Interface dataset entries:
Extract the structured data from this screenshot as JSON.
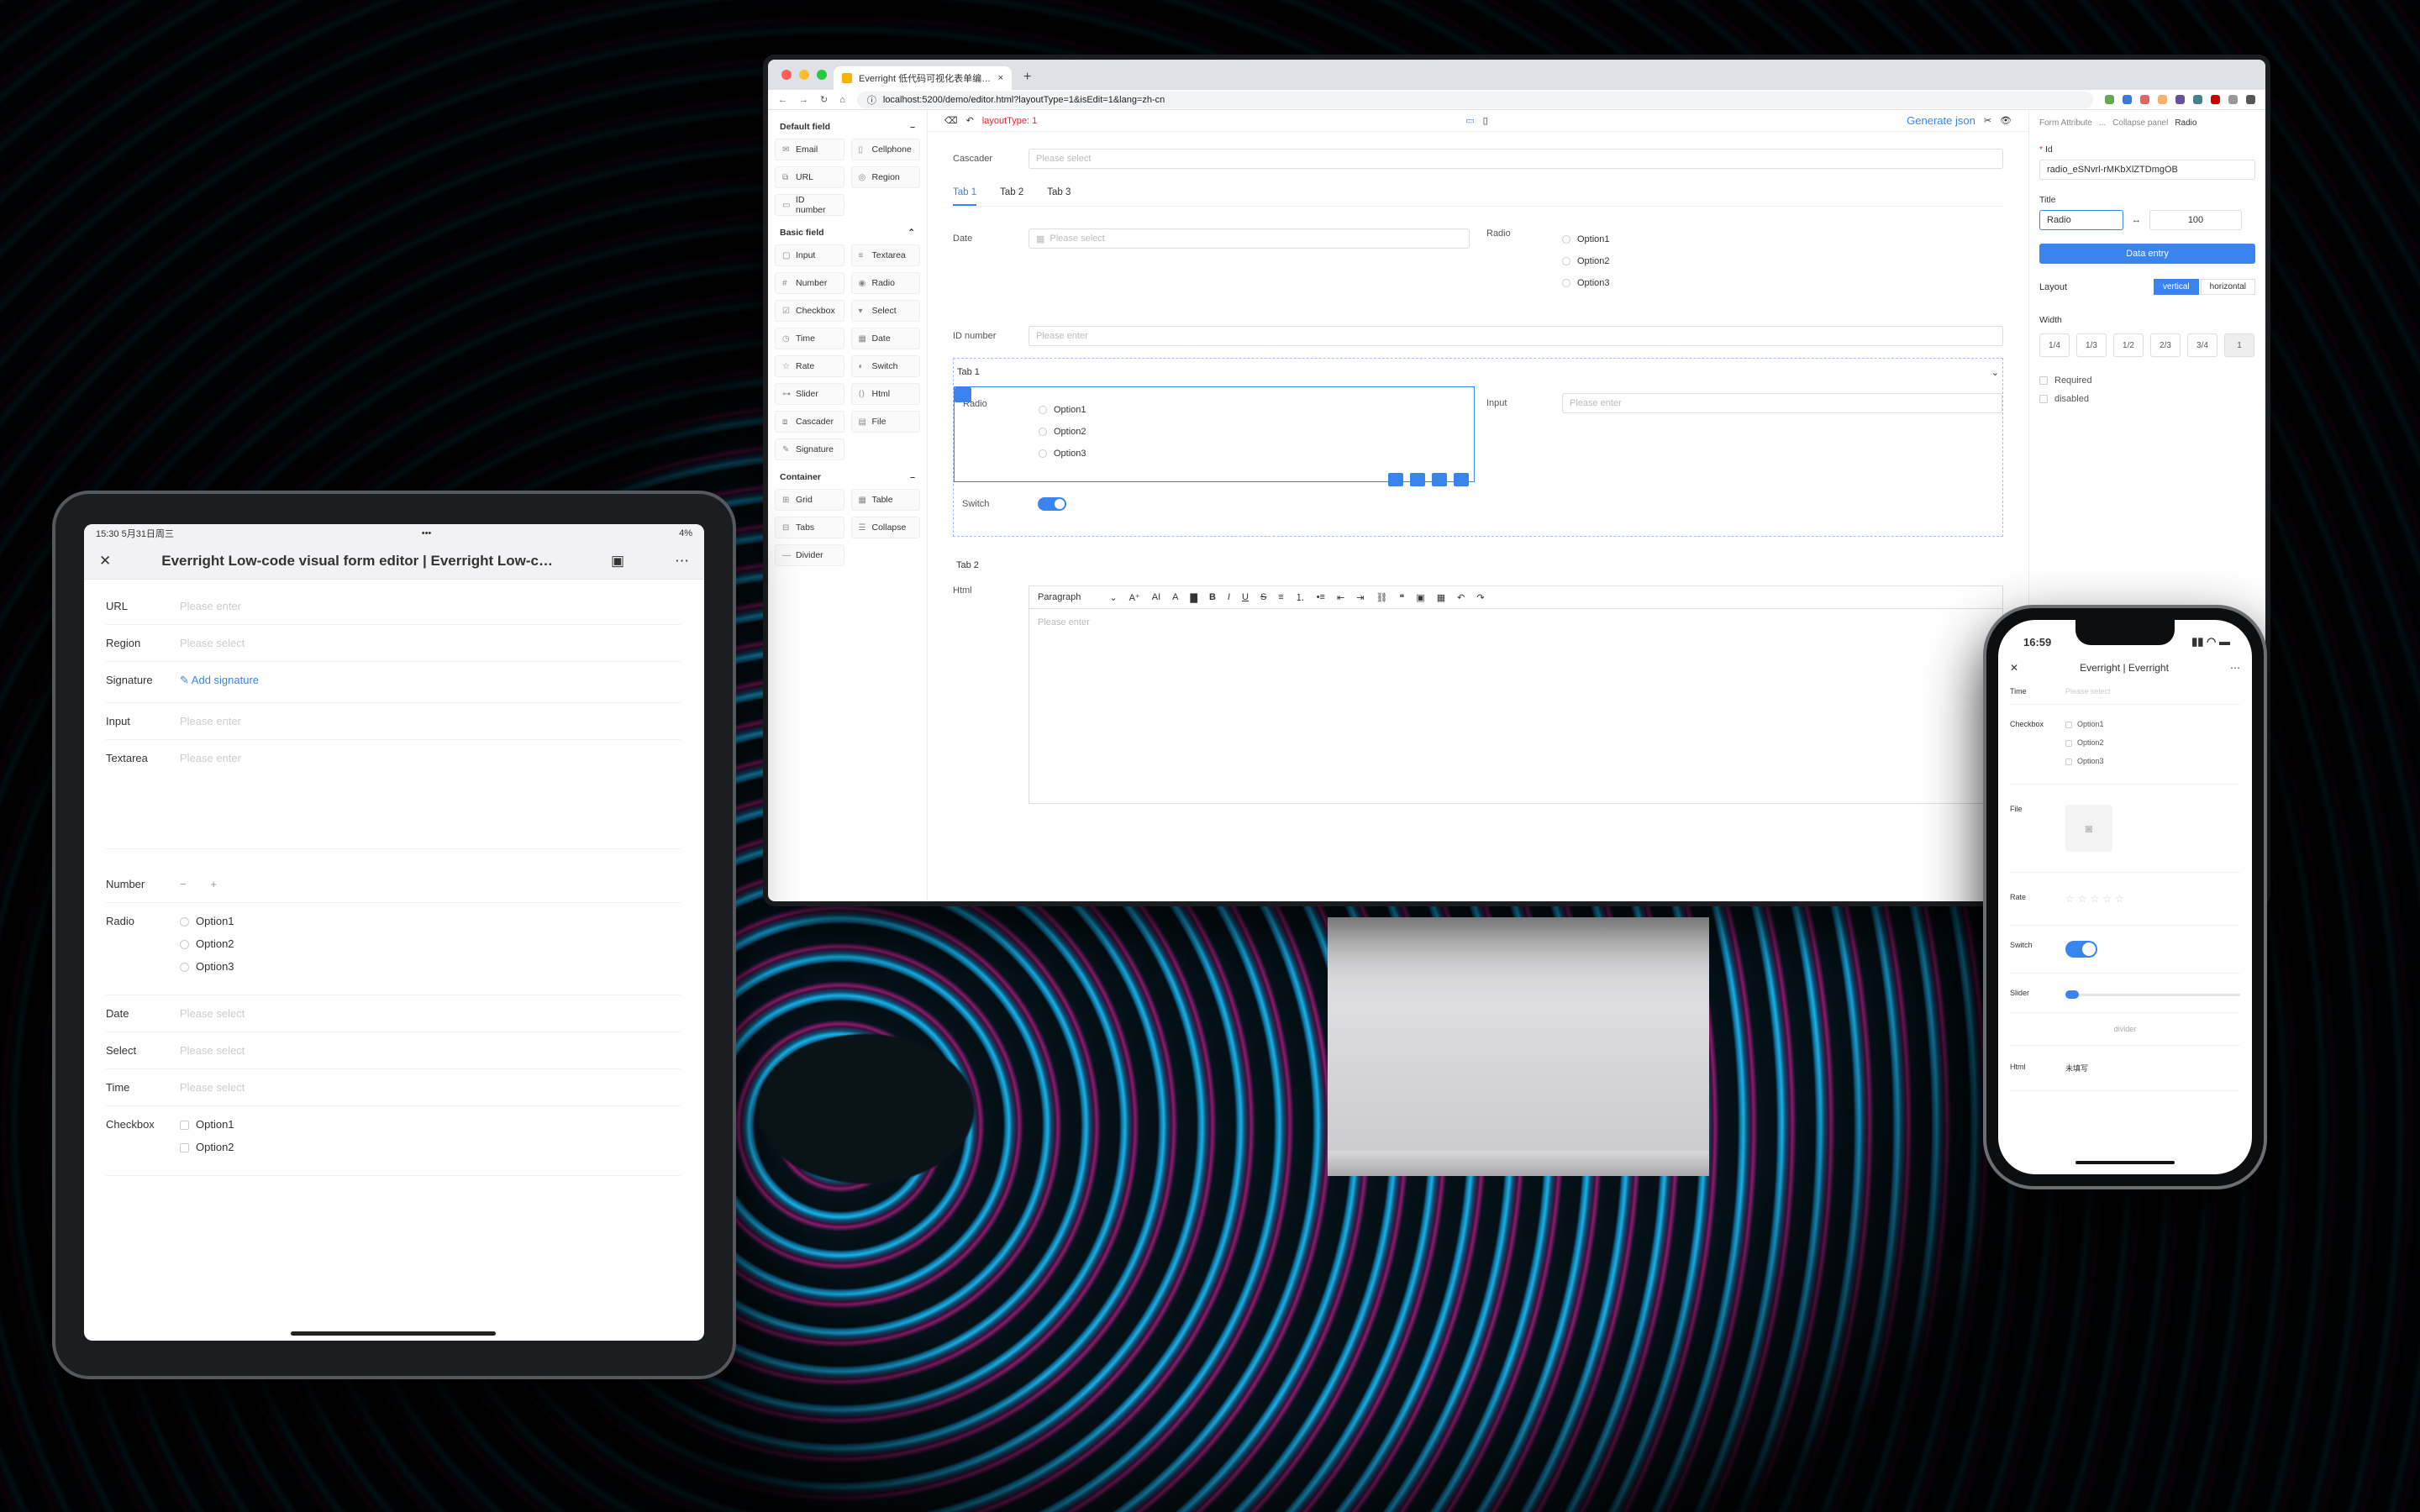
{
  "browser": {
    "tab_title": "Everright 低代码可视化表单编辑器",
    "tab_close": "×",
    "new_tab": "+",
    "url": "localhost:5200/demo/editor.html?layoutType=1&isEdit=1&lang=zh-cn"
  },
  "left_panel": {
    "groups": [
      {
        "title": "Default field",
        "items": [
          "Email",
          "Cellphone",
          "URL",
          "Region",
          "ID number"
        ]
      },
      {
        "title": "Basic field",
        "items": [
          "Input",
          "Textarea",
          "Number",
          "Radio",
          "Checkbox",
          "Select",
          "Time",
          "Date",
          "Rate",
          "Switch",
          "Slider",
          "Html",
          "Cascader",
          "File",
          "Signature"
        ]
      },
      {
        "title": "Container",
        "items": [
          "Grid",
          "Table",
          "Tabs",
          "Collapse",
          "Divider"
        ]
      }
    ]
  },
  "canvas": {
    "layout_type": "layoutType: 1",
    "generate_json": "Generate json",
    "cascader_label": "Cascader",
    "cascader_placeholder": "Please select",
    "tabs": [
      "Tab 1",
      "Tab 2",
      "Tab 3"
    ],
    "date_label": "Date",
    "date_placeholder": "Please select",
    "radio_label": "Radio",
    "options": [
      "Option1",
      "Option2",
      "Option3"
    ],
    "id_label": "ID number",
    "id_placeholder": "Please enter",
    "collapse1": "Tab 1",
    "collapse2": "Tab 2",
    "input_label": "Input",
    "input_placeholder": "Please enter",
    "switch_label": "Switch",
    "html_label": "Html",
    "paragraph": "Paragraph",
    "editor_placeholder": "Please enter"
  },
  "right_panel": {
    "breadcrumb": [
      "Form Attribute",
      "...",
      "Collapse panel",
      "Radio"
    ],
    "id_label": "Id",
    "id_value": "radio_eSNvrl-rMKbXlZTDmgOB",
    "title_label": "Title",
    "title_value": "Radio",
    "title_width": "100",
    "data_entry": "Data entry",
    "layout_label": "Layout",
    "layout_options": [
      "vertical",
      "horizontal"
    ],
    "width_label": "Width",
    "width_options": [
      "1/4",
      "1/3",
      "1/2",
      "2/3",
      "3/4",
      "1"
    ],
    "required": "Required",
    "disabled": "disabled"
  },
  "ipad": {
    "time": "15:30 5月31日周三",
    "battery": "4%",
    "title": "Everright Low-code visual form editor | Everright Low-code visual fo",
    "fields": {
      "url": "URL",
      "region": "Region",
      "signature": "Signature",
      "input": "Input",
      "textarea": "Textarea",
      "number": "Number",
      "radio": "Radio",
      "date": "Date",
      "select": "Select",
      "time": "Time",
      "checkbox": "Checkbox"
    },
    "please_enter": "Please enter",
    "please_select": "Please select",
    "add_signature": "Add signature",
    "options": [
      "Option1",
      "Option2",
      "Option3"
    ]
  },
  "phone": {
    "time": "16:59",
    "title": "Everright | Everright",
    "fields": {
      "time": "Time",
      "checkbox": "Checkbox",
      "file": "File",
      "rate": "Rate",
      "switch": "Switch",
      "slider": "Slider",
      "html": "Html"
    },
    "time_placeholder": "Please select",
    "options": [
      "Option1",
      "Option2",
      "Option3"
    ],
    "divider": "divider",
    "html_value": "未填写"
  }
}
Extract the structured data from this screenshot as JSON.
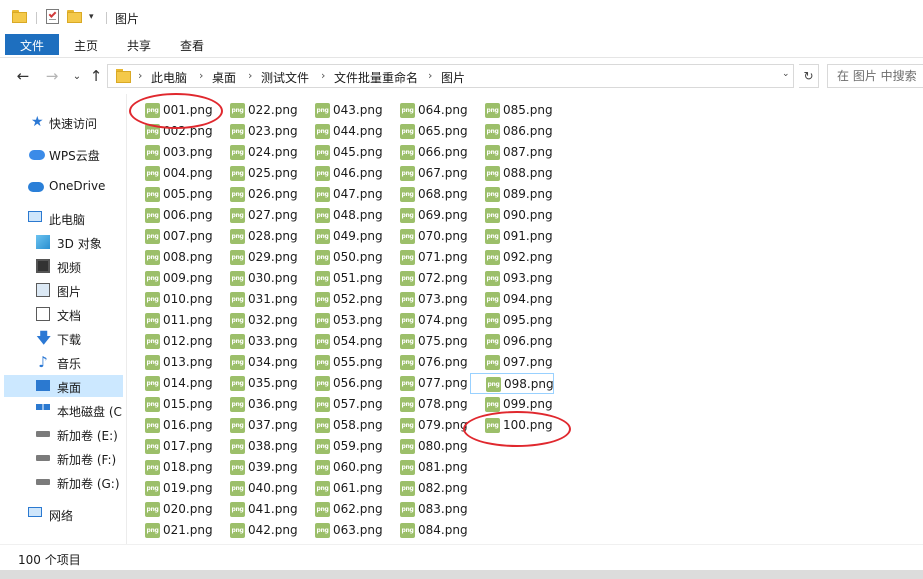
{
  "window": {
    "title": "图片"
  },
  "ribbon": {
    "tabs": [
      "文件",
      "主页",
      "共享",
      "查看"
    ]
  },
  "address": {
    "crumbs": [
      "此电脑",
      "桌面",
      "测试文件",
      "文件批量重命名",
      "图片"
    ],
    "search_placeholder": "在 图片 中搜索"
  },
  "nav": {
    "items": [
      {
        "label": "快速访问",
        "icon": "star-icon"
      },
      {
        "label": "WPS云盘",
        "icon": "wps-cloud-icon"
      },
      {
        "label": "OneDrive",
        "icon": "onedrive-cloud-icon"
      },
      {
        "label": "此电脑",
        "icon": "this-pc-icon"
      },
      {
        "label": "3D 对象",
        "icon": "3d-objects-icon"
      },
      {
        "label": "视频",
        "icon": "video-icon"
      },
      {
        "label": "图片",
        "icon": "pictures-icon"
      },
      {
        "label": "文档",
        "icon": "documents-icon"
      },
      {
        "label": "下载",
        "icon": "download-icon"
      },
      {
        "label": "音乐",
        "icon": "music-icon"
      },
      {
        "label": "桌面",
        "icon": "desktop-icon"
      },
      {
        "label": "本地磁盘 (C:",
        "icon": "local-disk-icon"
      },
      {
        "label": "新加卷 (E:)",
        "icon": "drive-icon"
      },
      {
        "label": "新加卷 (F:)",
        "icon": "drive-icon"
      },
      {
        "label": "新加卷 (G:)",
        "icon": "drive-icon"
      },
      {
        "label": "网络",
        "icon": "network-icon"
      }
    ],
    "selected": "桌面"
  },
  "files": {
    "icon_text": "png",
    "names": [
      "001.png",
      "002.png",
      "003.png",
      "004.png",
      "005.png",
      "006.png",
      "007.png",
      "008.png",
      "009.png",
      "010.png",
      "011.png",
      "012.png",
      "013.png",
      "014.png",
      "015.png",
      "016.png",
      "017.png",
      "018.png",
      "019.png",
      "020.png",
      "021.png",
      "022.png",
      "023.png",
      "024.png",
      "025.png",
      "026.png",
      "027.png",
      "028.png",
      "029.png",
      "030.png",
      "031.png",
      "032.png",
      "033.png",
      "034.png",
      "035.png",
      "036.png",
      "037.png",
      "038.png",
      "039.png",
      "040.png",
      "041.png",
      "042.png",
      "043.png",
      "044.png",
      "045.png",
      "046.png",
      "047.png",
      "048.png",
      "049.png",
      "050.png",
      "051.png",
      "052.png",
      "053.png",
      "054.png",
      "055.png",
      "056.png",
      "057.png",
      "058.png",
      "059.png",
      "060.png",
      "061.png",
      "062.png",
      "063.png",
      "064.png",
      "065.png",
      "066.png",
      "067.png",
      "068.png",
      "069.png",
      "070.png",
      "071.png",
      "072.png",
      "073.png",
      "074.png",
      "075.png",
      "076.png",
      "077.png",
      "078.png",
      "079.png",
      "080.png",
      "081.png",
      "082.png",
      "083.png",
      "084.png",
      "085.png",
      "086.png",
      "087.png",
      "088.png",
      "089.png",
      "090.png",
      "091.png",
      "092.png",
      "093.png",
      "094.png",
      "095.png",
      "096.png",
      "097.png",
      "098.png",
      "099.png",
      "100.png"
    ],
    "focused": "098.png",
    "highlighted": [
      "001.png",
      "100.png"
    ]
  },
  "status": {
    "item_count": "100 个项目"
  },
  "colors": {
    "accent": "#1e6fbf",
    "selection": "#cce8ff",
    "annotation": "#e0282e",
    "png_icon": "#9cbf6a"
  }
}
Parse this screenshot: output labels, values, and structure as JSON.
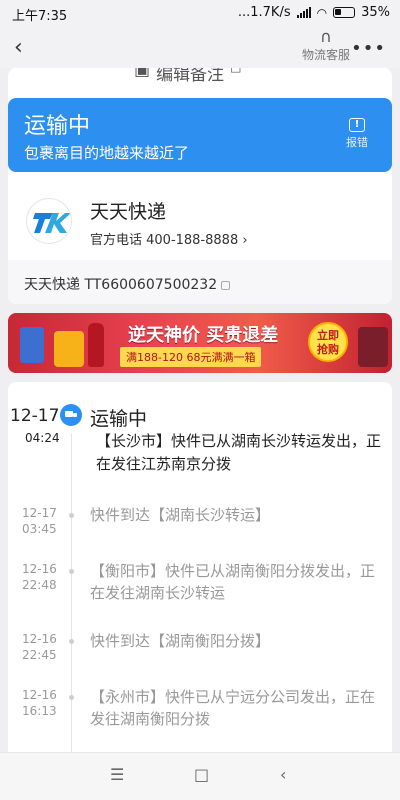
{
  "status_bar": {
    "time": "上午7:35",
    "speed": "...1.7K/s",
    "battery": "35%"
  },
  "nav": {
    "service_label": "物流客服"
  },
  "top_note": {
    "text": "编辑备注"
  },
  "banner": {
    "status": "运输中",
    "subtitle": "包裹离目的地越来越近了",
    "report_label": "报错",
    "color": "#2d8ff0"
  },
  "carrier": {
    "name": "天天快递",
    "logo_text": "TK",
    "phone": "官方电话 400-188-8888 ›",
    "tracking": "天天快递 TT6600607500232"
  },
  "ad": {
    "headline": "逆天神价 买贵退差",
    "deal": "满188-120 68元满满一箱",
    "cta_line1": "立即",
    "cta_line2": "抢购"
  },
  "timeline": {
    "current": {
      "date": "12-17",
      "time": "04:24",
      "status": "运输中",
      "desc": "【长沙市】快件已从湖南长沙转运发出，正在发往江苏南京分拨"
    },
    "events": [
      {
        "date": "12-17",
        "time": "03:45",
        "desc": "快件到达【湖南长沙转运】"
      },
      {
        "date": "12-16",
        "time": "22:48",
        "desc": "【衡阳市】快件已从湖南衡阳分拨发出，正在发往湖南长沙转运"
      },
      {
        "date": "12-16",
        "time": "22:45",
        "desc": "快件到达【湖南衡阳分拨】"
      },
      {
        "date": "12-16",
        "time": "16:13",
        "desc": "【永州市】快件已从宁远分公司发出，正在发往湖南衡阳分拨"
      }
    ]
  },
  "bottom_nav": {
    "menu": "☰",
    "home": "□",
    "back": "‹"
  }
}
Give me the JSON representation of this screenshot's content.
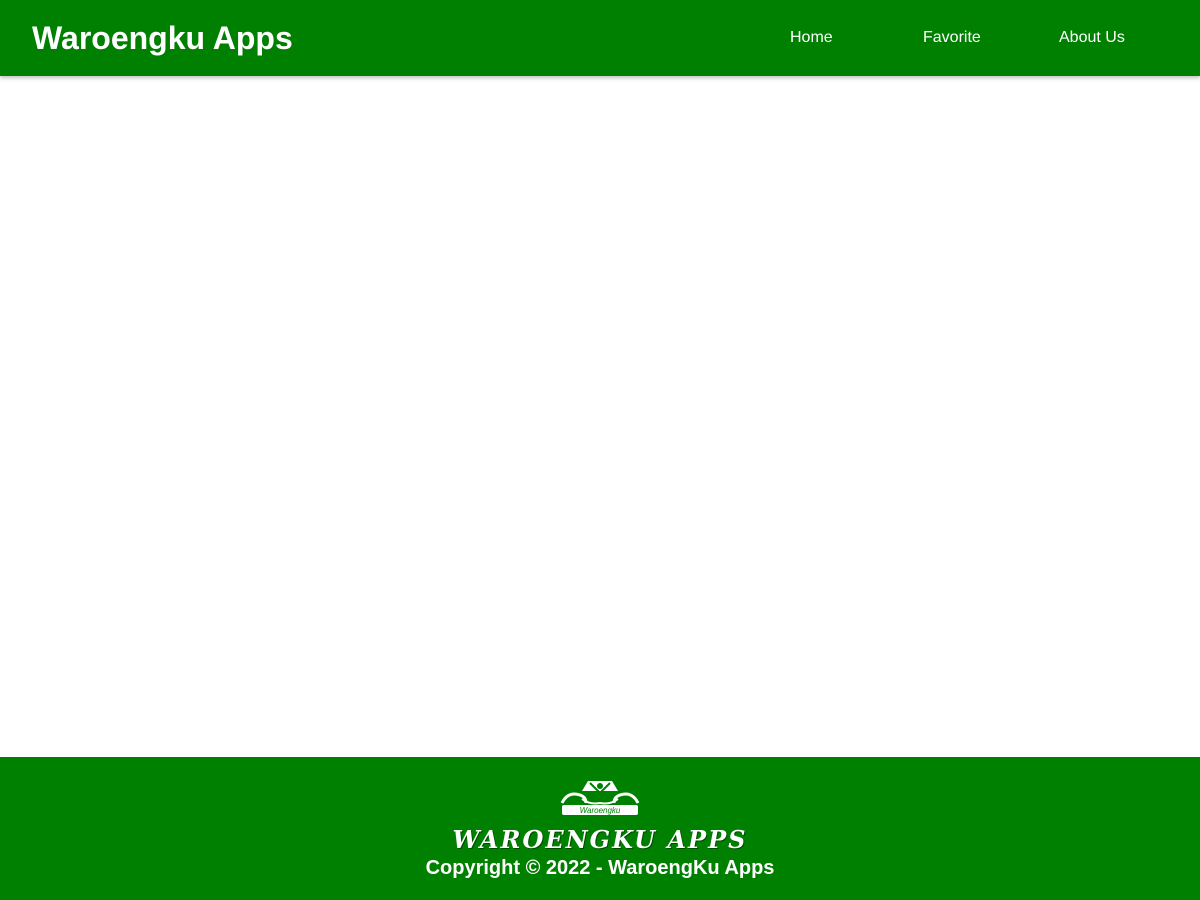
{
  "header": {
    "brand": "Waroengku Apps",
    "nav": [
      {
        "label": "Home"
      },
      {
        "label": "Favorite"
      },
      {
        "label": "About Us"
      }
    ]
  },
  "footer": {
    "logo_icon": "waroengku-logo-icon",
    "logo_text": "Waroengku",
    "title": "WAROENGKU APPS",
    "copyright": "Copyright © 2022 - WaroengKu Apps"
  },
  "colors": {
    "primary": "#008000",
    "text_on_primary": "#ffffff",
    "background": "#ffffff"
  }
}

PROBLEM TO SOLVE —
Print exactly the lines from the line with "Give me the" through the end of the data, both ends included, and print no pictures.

OUTPUT BELOW —
Give me the JSON representation of this screenshot's content.
{
  "header": {
    "brand": "Waroengku Apps",
    "nav": [
      {
        "label": "Home"
      },
      {
        "label": "Favorite"
      },
      {
        "label": "About Us"
      }
    ]
  },
  "footer": {
    "logo_icon": "waroengku-logo-icon",
    "logo_text": "Waroengku",
    "title": "WAROENGKU APPS",
    "copyright": "Copyright © 2022 - WaroengKu Apps"
  },
  "colors": {
    "primary": "#008000",
    "text_on_primary": "#ffffff",
    "background": "#ffffff"
  }
}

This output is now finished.